1. Flash did not care what anyone thought of him. Our vet diplomatically stated that Flash "had an enthusiasm for life." This was perhaps best portrayed by Flash's persistent howl or beagle "bay" while we were on walks. Those who didn't know Flash or understand beagles thought something was wrong with him. Those who did couldn't help but smile and laugh. I think this is a meaningful lesson because in the standards and assessment era of education, it is very easy to get caught up in comparing ourselves to others: other classrooms, schools, or school districts. But we must remember that true significance is not found in comparing ourselves to others. Flash was the ultimate example of this.
2. Be present and in the moment. In education, we are always planning, preparing, and reflecting: weekly/monthly lesson plans, chapters/units, curriculum mapping, looking at assessment data and analyzing the effectiveness of our teaching, and the list goes on. As a band director, I often struggled to fully appreciate or celebrate a great performance because my mind was already looking ahead to what was next. While it is great to keep improving, we need to remember to be present and stay in the moment too. Flash did this exceptionally well, and it didn't matter if it was going for a walk or hanging out on the deck on a beautiful Autumn evening. He simply knew how to be present .

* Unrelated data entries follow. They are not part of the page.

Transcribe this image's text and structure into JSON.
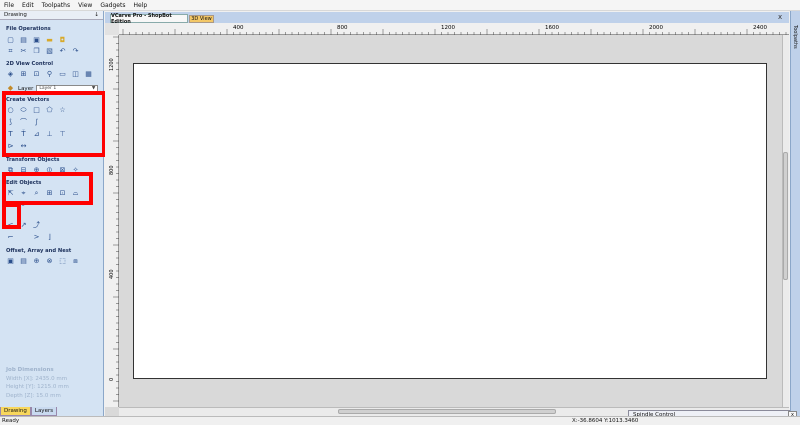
{
  "menu": [
    "File",
    "Edit",
    "Toolpaths",
    "View",
    "Gadgets",
    "Help"
  ],
  "panel": {
    "title": "Drawing",
    "pin_glyph": "↓",
    "sections": {
      "file_operations": "File Operations",
      "view_control": "2D View Control",
      "create_vectors": "Create Vectors",
      "transform_objects": "Transform Objects",
      "edit_objects": "Edit Objects",
      "offset": "Offset, Array and Nest"
    },
    "layer_label": "Layer",
    "layer_value": "Layer 1",
    "job_dimensions": {
      "title": "Job Dimensions",
      "width": "Width  [X]: 2435.0 mm",
      "height": "Height [Y]: 1215.0 mm",
      "depth": "Depth  [Z]: 15.0 mm"
    },
    "tabs": {
      "drawing": "Drawing",
      "layers": "Layers"
    }
  },
  "icons": {
    "file_ops": [
      "new-file-icon",
      "open-file-icon",
      "save-icon",
      "import-icon",
      "export-icon",
      "cut-icon",
      "copy-icon",
      "paste-icon",
      "undo-icon",
      "redo-icon"
    ],
    "view": [
      "zoom-all-icon",
      "zoom-box-icon",
      "zoom-icon",
      "view-sheet-icon",
      "view-both-icon",
      "view-3d-icon"
    ],
    "create": [
      "circle-icon",
      "ellipse-icon",
      "rectangle-icon",
      "polygon-icon",
      "star-icon",
      "polyline-icon",
      "arc-icon",
      "curve-icon",
      "text-icon",
      "text-on-curve-icon",
      "dimension-icon",
      "ruler-icon",
      "measure-icon",
      "dim-arrow-icon",
      "dim-line-icon"
    ],
    "transform": [
      "move-icon",
      "scale-icon",
      "rotate-icon",
      "mirror-icon",
      "align-icon",
      "distort-icon"
    ],
    "edit": [
      "select-icon",
      "node-edit-icon",
      "trim-icon",
      "join-icon",
      "close-vector-icon",
      "smooth-icon"
    ]
  },
  "document_tabs": {
    "main": "VCarve Pro - ShopBot Edition",
    "view3d": "3D View",
    "close": "x"
  },
  "ruler": {
    "h_labels": [
      "400",
      "800",
      "1200",
      "1600",
      "2000",
      "2400"
    ],
    "v_labels": [
      "1200",
      "800",
      "400",
      "0"
    ]
  },
  "toolpaths_tab": "Toolpaths",
  "status": {
    "left": "Ready",
    "coords": "X:-36.8604 Y:1013.3460"
  },
  "spindle": {
    "title": "Spindle Control",
    "close": "x"
  },
  "colors": {
    "highlight": "#ff0000",
    "panel_bg": "#d4e3f3",
    "accent": "#f8d75c"
  }
}
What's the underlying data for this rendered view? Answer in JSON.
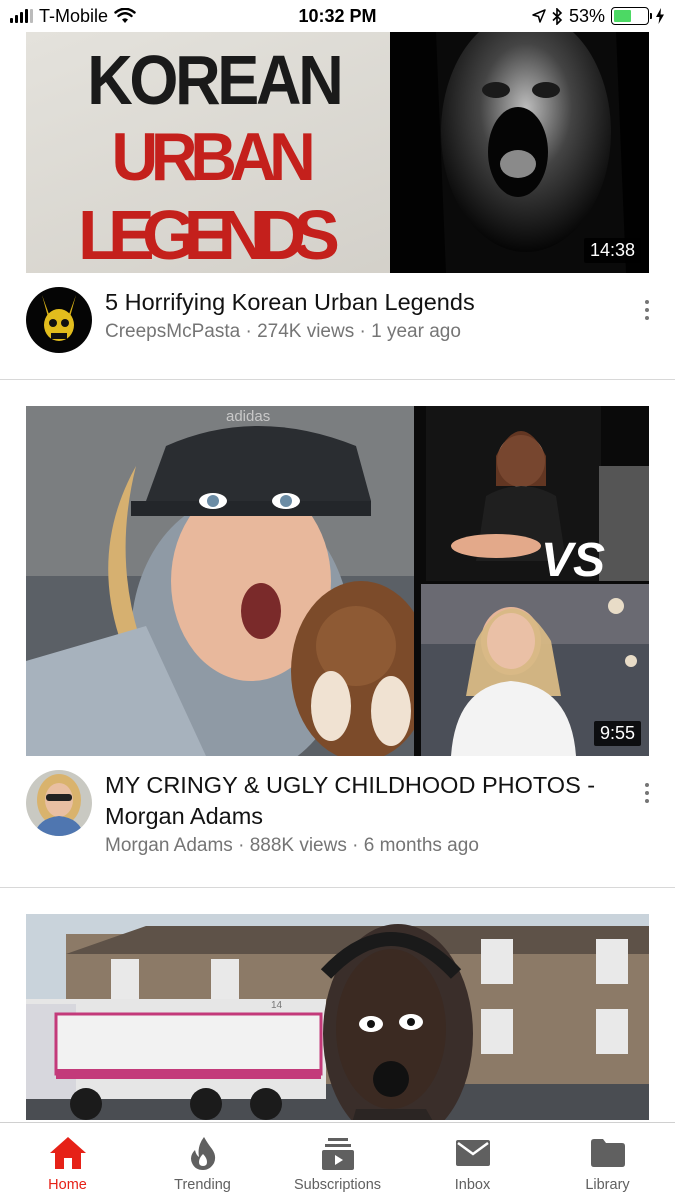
{
  "status_bar": {
    "carrier": "T-Mobile",
    "time": "10:32 PM",
    "battery_percent": "53%",
    "battery_level": 0.53
  },
  "videos": [
    {
      "thumbnail_text": [
        "KOREAN",
        "URBAN",
        "LEGENDS"
      ],
      "duration": "14:38",
      "title": "5 Horrifying Korean Urban Legends",
      "channel": "CreepsMcPasta",
      "views": "274K views",
      "age": "1 year ago"
    },
    {
      "thumbnail_text": [
        "adidas",
        "VS"
      ],
      "duration": "9:55",
      "title": "MY CRINGY & UGLY CHILDHOOD PHOTOS - Morgan Adams",
      "channel": "Morgan Adams",
      "views": "888K views",
      "age": "6 months ago"
    },
    {
      "thumbnail_text": [
        "14"
      ]
    }
  ],
  "separator": " · ",
  "bottom_nav": [
    {
      "label": "Home",
      "icon": "home-icon",
      "active": true
    },
    {
      "label": "Trending",
      "icon": "flame-icon",
      "active": false
    },
    {
      "label": "Subscriptions",
      "icon": "subscriptions-icon",
      "active": false
    },
    {
      "label": "Inbox",
      "icon": "mail-icon",
      "active": false
    },
    {
      "label": "Library",
      "icon": "folder-icon",
      "active": false
    }
  ],
  "colors": {
    "accent_red": "#e62117",
    "inactive_gray": "#606060",
    "battery_green": "#4cd964"
  }
}
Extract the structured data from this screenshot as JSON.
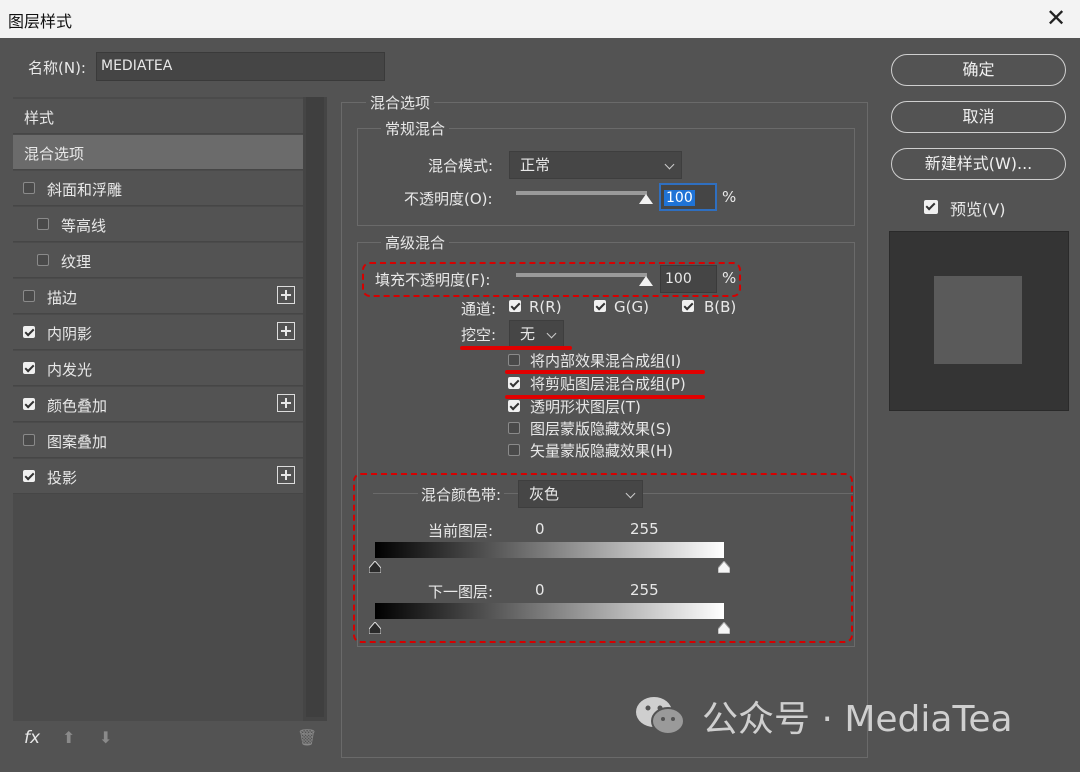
{
  "window": {
    "title": "图层样式",
    "close": "✕"
  },
  "name_field": {
    "label": "名称(N):",
    "value": "MEDIATEA"
  },
  "sidebar": {
    "header": "样式",
    "items": [
      {
        "label": "混合选项"
      },
      {
        "label": "斜面和浮雕"
      },
      {
        "label": "等高线"
      },
      {
        "label": "纹理"
      },
      {
        "label": "描边"
      },
      {
        "label": "内阴影"
      },
      {
        "label": "内发光"
      },
      {
        "label": "颜色叠加"
      },
      {
        "label": "图案叠加"
      },
      {
        "label": "投影"
      }
    ],
    "footer": {
      "fx": "fx",
      "up": "⬆",
      "down": "⬇",
      "trash": "🗑"
    }
  },
  "blend_options": {
    "title": "混合选项",
    "general": {
      "title": "常规混合",
      "mode_label": "混合模式:",
      "mode_value": "正常",
      "opacity_label": "不透明度(O):",
      "opacity_value": "100",
      "unit": "%"
    },
    "advanced": {
      "title": "高级混合",
      "fill_label": "填充不透明度(F):",
      "fill_value": "100",
      "unit": "%",
      "channels_label": "通道:",
      "channels": [
        "R(R)",
        "G(G)",
        "B(B)"
      ],
      "knockout_label": "挖空:",
      "knockout_value": "无",
      "options": [
        {
          "label": "将内部效果混合成组(I)",
          "checked": false
        },
        {
          "label": "将剪贴图层混合成组(P)",
          "checked": true
        },
        {
          "label": "透明形状图层(T)",
          "checked": true
        },
        {
          "label": "图层蒙版隐藏效果(S)",
          "checked": false
        },
        {
          "label": "矢量蒙版隐藏效果(H)",
          "checked": false
        }
      ]
    },
    "blend_if": {
      "label": "混合颜色带:",
      "value": "灰色",
      "this_layer": "当前图层:",
      "underlying": "下一图层:",
      "min": "0",
      "max": "255"
    }
  },
  "buttons": {
    "ok": "确定",
    "cancel": "取消",
    "new_style": "新建样式(W)...",
    "preview": "预览(V)"
  },
  "watermark": {
    "text": "公众号 · MediaTea"
  }
}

3. Have fun and don't take yourself too seriously! This ties in with items 1-2, and it also stands nicely by itself. Hopefully by now you have gathered that Flash also excelled at this one. When I reflect on some of my greatest memories from being in the classroom as a band director, it was when the students and I were having fun preparing a piece of music. To make learning fun is really to engage the students, and that is something that we should all strive to do everyday. Think about your own experiences as a student: did you enjoy memorizing the names of the capitols of all 50 states, or did you enjoy the teacher who brought this learning to life by doing something incredible or unique?
4. Love others and be loyal. Much easier said than done, right? Flash was incredibly loving and loyal. I have never had a dog that had to be by my side no matter what I was doing. Flash was a good example that you don't have to like everyone (and not everyone will like you), but you should still try to love them. As teachers, we certainly deal with difficult students, parents, and even colleagues that are all difficult to like. By trying to love them, we agree to put our differences aside and still try to do our best. This was also a common lesson I tried to teach my high school band leadership team when conflicts occurred. In the real world, you simply are not going to like everyone that you have to work with, but you need to set that aside and keep working together towards the ultimate goal.
5. Be consistent. Flash was stubborn, which is characteristic of all beagles. When I think back to his stubbornness, I see how he was really just being consistent. If there was a scent that he was enjoying sniffing in the backyard, he was going to continue to enjoy sniffing it no matter how many times I called for him to come inside. In the evenings where Sarah and I had time to watch TV downstairs, Flash had to sit in his assigned spot--right next to me. If the other dogs wanted to sit by me, they needed to find another time to do it because this was Flash's routine and he made it clear. As teachers we need to be consistent by giving our students our best effort everyday, no matter how challenging life can be at times.
Again, these are some of the big life lessons that Flash taught me, but I could go on with more funny stories and the lessons that were learned as a result of them. I miss Flash everyday, but I am thankful for the time that he was with us, and I believe this blog post is a great tribute to him. It's my best hope that these stories will make you smile, and serve as a reminder of what is really important!
Ben is the Technology Integration Specialist at ESU 4 in Auburn, NE. He is also a Google for Education Certified Trainer.